What is being asked
Copy out all the lines of the data that hold the word "icon".

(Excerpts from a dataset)

********************

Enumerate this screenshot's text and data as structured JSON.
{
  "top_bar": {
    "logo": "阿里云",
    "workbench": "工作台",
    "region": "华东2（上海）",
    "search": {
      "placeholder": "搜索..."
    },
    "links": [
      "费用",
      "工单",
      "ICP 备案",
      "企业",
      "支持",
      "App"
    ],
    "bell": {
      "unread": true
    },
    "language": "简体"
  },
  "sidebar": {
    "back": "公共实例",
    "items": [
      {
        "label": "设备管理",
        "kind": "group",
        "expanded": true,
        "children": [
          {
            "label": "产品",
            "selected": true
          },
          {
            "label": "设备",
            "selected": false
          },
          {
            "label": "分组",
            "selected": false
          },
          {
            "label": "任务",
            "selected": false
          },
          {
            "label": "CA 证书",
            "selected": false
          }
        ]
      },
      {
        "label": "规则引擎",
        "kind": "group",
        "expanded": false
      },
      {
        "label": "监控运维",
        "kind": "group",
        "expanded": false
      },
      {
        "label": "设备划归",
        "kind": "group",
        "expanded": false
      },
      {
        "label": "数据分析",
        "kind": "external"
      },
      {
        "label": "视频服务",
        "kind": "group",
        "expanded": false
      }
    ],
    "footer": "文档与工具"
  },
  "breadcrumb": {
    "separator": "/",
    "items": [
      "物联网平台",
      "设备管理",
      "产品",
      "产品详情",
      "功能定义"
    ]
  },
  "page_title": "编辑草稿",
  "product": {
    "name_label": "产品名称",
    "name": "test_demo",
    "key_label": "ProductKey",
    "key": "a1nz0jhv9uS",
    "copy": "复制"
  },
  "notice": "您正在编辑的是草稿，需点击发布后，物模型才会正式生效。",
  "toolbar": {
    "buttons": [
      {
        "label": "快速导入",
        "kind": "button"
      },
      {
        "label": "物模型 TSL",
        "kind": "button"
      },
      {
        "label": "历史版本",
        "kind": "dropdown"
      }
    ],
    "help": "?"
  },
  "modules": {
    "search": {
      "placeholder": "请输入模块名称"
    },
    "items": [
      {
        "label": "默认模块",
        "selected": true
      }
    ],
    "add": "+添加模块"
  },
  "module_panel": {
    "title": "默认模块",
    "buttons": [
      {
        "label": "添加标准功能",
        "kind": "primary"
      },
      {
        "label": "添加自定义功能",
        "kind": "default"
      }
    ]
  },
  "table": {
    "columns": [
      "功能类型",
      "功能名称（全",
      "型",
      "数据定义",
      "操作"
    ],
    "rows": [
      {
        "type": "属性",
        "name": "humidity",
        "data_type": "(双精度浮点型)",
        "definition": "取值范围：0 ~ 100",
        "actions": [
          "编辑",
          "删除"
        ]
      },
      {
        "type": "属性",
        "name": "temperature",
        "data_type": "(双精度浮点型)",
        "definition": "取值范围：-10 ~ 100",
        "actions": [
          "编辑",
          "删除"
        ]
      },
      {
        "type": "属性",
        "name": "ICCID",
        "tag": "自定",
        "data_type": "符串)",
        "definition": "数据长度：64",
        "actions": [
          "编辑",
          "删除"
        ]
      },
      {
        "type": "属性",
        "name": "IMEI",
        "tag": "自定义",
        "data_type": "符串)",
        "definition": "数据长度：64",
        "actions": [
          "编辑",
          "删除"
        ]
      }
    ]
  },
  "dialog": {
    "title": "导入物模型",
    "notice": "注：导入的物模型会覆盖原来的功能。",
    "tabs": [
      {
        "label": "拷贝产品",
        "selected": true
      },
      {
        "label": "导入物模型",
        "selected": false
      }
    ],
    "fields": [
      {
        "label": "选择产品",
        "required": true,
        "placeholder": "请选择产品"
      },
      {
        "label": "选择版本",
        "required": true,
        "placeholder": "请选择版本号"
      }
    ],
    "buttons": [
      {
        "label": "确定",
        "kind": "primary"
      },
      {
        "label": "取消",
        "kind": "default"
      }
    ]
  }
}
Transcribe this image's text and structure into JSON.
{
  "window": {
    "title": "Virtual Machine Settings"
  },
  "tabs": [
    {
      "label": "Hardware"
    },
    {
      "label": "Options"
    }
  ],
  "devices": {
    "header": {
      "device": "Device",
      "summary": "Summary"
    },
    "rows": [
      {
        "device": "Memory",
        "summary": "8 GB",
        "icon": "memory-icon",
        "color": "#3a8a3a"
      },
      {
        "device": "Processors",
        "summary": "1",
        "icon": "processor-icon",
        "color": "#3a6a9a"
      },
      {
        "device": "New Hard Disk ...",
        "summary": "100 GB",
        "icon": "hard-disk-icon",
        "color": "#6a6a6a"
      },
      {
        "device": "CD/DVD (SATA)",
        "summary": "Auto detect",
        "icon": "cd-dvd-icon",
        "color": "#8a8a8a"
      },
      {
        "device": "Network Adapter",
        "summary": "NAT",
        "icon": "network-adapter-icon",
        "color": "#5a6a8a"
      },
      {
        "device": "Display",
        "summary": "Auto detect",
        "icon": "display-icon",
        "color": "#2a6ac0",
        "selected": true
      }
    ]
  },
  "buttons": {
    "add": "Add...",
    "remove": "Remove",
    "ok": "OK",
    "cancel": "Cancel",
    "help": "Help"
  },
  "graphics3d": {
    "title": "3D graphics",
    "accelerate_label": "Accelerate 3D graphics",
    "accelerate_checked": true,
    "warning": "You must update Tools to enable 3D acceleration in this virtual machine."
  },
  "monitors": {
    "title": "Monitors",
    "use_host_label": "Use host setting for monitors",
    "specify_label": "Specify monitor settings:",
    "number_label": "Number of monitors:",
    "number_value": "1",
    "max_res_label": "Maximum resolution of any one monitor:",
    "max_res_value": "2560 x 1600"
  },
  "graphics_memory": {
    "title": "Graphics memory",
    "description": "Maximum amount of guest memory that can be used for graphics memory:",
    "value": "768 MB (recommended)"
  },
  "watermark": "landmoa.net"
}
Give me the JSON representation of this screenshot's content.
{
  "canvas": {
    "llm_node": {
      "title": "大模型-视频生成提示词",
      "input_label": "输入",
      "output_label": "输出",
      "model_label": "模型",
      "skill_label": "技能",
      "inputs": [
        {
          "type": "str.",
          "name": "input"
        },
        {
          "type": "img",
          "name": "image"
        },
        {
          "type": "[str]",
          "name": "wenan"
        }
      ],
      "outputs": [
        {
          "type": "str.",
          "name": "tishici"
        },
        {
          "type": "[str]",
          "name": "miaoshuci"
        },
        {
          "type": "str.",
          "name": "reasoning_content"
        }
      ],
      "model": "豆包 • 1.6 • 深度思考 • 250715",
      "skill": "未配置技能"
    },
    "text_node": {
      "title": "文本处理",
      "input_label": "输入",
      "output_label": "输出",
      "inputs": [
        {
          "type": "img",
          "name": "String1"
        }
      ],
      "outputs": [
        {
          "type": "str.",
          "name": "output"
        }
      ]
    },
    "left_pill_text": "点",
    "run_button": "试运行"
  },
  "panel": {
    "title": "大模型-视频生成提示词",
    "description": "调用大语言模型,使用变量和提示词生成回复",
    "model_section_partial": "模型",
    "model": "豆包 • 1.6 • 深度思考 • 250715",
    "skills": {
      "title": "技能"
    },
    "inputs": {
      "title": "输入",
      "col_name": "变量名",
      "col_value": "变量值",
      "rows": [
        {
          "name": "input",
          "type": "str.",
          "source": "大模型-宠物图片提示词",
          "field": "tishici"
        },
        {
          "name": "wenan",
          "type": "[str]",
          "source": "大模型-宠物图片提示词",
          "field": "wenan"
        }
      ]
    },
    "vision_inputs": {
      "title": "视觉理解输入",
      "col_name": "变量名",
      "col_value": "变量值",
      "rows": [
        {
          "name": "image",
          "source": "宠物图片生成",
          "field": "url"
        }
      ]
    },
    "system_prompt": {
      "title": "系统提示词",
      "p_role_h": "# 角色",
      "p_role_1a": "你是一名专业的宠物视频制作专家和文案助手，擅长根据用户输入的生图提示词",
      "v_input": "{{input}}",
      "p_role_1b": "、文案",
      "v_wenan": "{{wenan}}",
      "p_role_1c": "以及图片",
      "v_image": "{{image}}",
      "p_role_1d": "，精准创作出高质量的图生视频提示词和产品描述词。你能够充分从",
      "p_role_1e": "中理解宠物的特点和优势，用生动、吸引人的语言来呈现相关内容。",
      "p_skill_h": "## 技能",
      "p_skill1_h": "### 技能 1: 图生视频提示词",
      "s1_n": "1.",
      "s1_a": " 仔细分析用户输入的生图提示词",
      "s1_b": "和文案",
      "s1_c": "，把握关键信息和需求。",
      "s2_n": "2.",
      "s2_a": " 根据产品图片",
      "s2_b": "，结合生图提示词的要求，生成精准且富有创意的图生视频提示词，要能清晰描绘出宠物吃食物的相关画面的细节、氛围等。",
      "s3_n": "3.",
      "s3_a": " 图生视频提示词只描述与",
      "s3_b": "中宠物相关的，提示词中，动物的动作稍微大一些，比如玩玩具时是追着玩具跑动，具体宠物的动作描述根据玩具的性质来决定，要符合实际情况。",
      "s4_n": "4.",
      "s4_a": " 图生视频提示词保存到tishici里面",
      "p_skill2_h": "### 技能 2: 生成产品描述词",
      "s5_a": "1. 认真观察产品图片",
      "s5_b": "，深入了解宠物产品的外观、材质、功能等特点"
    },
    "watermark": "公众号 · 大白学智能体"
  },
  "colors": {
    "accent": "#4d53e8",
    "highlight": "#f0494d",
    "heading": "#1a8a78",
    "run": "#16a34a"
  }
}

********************

Task solution
        "icon": "memory-icon",
        "icon": "processor-icon",
        "icon": "hard-disk-icon",
        "icon": "cd-dvd-icon",
        "icon": "network-adapter-icon",
        "icon": "display-icon",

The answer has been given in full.